Iran won’t cross nuke threshold anytime soon - Ex-atomic chief Gidon Frank

Ex-National Security Council chief: Saudis could ditch US, Israel for Iran alliance

 IRAN’S ATOMIC Energy Organization chief Mohammad Eslami (right) and IAEA Director-General Rafael Mariano Grossi attend a news conference in Tehran last month. Today’s Zionists must stand up to Iranian nuclear aspirations. (photo credit: WEST ASIA NEWS AGENCY/REUTERS)
IRAN’S ATOMIC Energy Organization chief Mohammad Eslami (right) and IAEA Director-General Rafael Mariano Grossi attend a news conference in Tehran last month. Today’s Zionists must stand up to Iranian nuclear aspirations.
(photo credit: WEST ASIA NEWS AGENCY/REUTERS)

Iran is not likely to cross the nuclear threshold in the near future, former Israel atomic energy chief Gideon Frank said on Tuesday.  

Speaking in Herzliya, Frank said, “The question of whether Iran will decide to go for a nuclear weapon is very complicated. My opinion is that they will not.”

“This is because they have two things to lose. First, if they do so they will have to exit the NPT [Nuclear Non Proliferation Treaty] which will put them in a similar place as North Korea…Second, I do not think Iran really would ever intend to actually use a nuclear weapon,” suggesting Tehran would use it to deter attempts at regime change and to embolden its regional terror.

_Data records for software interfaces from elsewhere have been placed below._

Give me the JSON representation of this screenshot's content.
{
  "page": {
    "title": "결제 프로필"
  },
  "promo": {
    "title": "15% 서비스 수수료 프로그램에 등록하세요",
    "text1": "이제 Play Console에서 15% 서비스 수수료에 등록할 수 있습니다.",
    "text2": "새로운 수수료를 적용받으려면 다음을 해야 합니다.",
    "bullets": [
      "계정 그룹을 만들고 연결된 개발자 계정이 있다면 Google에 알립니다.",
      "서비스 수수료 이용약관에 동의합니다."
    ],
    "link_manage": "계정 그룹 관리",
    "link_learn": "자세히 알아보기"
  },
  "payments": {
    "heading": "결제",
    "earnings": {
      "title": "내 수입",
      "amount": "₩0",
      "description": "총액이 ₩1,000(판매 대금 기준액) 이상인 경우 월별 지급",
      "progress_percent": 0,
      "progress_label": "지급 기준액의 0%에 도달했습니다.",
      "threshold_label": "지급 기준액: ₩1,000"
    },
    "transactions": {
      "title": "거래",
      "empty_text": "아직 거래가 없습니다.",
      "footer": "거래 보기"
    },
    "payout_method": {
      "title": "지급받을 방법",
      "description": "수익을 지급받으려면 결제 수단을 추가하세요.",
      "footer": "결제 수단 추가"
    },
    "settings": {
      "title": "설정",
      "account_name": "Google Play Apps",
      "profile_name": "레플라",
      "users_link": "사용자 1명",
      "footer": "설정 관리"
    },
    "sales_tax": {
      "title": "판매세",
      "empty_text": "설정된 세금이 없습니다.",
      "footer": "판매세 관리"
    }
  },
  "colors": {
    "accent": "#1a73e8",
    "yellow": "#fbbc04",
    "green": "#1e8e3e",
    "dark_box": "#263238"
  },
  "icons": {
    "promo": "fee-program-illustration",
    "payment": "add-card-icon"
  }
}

At the same conference, Defense Ministry Director-General Amir Eshel asked whether Israel has the capability to strike and set back Iran’s nuclear program, saying, “The current government has made a paradigm shift on this issue, placing a much greater emphasis on building much more massive, substantial and relevant forces according to the existing threat.”

“There are a diverse number of issues. We are not only dealing with the Iranian nuclear program. We are dealing with a system-wide clash with Iran and we need to assume that there could be a region-wide war,” he warned.

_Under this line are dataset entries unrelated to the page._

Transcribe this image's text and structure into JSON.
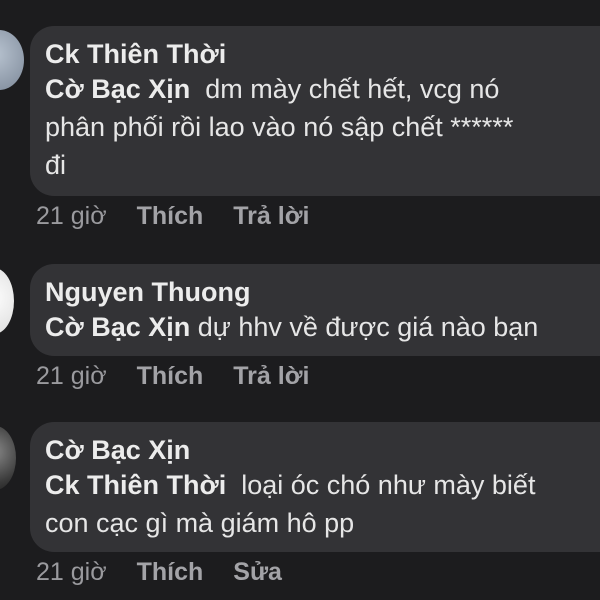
{
  "comments": [
    {
      "author": "Ck Thiên Thời",
      "mention": "Cờ Bạc Xịn",
      "text": "dm mày chết hết, vcg nó\nphân phối rồi lao vào nó sập chết ******\nđi",
      "time": "21 giờ",
      "like_label": "Thích",
      "second_action": "Trả lời"
    },
    {
      "author": "Nguyen Thuong",
      "mention": "Cờ Bạc Xịn",
      "text": "dự hhv về được giá nào bạn",
      "time": "21 giờ",
      "like_label": "Thích",
      "second_action": "Trả lời"
    },
    {
      "author": "Cờ Bạc Xịn",
      "mention": "Ck Thiên Thời",
      "text": "loại óc chó như mày biết\ncon cạc gì mà giám hô pp",
      "time": "21 giờ",
      "like_label": "Thích",
      "second_action": "Sửa"
    }
  ]
}
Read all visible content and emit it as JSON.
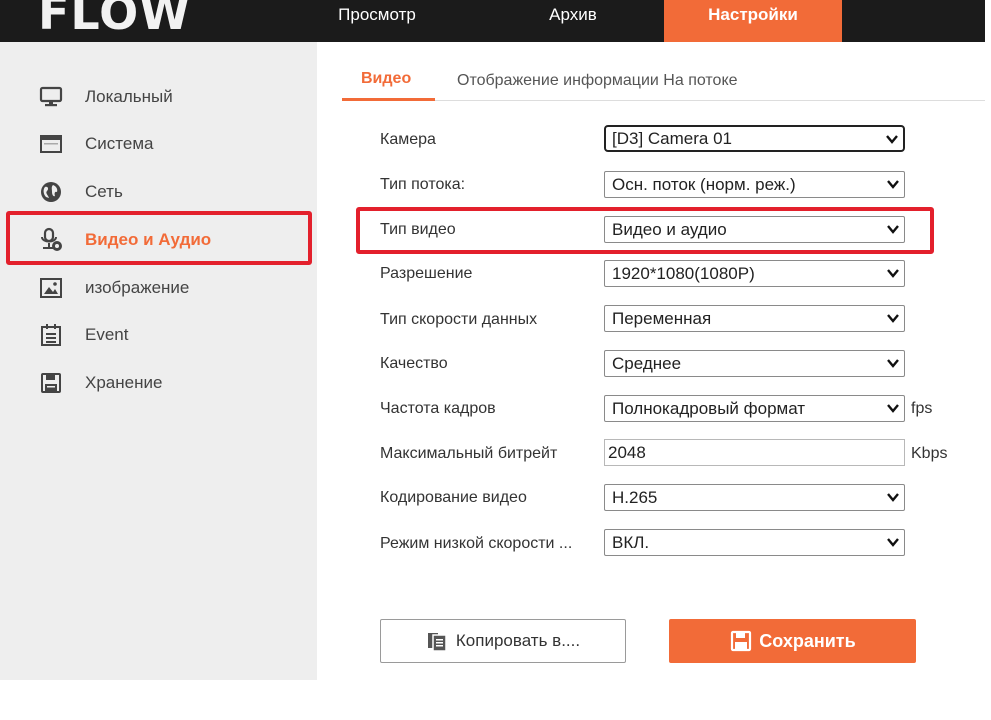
{
  "logo": "FLOW",
  "nav": [
    {
      "label": "Просмотр"
    },
    {
      "label": "Архив"
    },
    {
      "label": "Настройки"
    }
  ],
  "sidebar": {
    "items": [
      {
        "label": "Локальный",
        "icon": "monitor-icon"
      },
      {
        "label": "Система",
        "icon": "window-icon"
      },
      {
        "label": "Сеть",
        "icon": "globe-icon"
      },
      {
        "label": "Видео и Аудио",
        "icon": "microphone-icon"
      },
      {
        "label": "изображение",
        "icon": "image-icon"
      },
      {
        "label": "Event",
        "icon": "list-icon"
      },
      {
        "label": "Хранение",
        "icon": "floppy-icon"
      }
    ]
  },
  "tabs": [
    {
      "label": "Видео"
    },
    {
      "label": "Отображение информации На потоке"
    }
  ],
  "form": {
    "camera": {
      "label": "Камера",
      "value": "[D3] Camera 01"
    },
    "stream_type": {
      "label": "Тип потока:",
      "value": "Осн. поток (норм. реж.)"
    },
    "video_type": {
      "label": "Тип видео",
      "value": "Видео и аудио"
    },
    "resolution": {
      "label": "Разрешение",
      "value": "1920*1080(1080P)"
    },
    "bitrate_type": {
      "label": "Тип скорости данных",
      "value": "Переменная"
    },
    "quality": {
      "label": "Качество",
      "value": "Среднее"
    },
    "frame_rate": {
      "label": "Частота кадров",
      "value": "Полнокадровый формат",
      "unit": "fps"
    },
    "max_bitrate": {
      "label": "Максимальный битрейт",
      "value": "2048",
      "unit": "Kbps"
    },
    "encoding": {
      "label": "Кодирование видео",
      "value": "H.265"
    },
    "low_bitrate": {
      "label": "Режим низкой скорости ...",
      "value": "ВКЛ."
    }
  },
  "buttons": {
    "copy": "Копировать в....",
    "save": "Сохранить"
  },
  "colors": {
    "accent": "#f26b38",
    "highlight": "#e3202c",
    "topbar": "#1b1b1b"
  }
}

 THEN-US secretary of state John Kerry walks with Robert Malley following a meeting with an Iranian team in 2015, before the Iran nuclear deal was reached.  (credit: BRIAN SNYDER/REUTERS) THEN-US secretary of state John Kerry walks with Robert Malley following a meeting with an Iranian team in 2015, before the Iran nuclear deal was reached. (credit: BRIAN SNYDER/REUTERS)

Eshel summed up that the IDF does have a sufficient attack capability for Iran, but that the questions are broad strategy, interests and costs.

Former IDF chief Gadi Eisenkot said that Israel’s security forces’ brave actions against Iran to date were the main reason Iran has failed so far to obtain nuclear weapons.

Discussing regional issues, former national security council chief Giora Eiland said that if Israel is not careful, the Saudis could decide to drop normalization efforts with the Jewish state and instead cut a deal with Iran.

Eiland said that too many analysts believe that the Saudis’ current need for an alliance with either the US or Israel or both in order to defend themselves from Iran is a permanent feature of international relations.

Instead, he said the entire balance of geopolitical relations between the Saudis and Iran could change in an instant.

Former Mossad chief Tamir Pardo asked the audience “do the Jews want one state with the Palestinians?”

He also said that by failing to resolve the Palestinian issue Israeli policies have exacerbated a rift with the US Democratic Party.

Pardo pointed out that internal processes in the US might be to Israel’s disadvantage. As the country becomes more multi-cultural it loses some of the Judeo-Christian character which has dominated policy until today.

However, he said Israel’s ability to resolve or not resolve the Palestinian issue can heavily impact the broader trends of how the Democratic Party feels about Israel.

Referring both to the issue with the Palestinians and other social conflicts in Israel, Eisenkot said that the state must be able to have control over demolishing illegal residences in a variety of areas, whether that means the Jewish Homesh outpost in the West Bank, illegal Beduin building in the South or illegal Arab building in the Galilee.

He also said that the country must base important decisions on a broad vision of the national interest and not on small-time politics.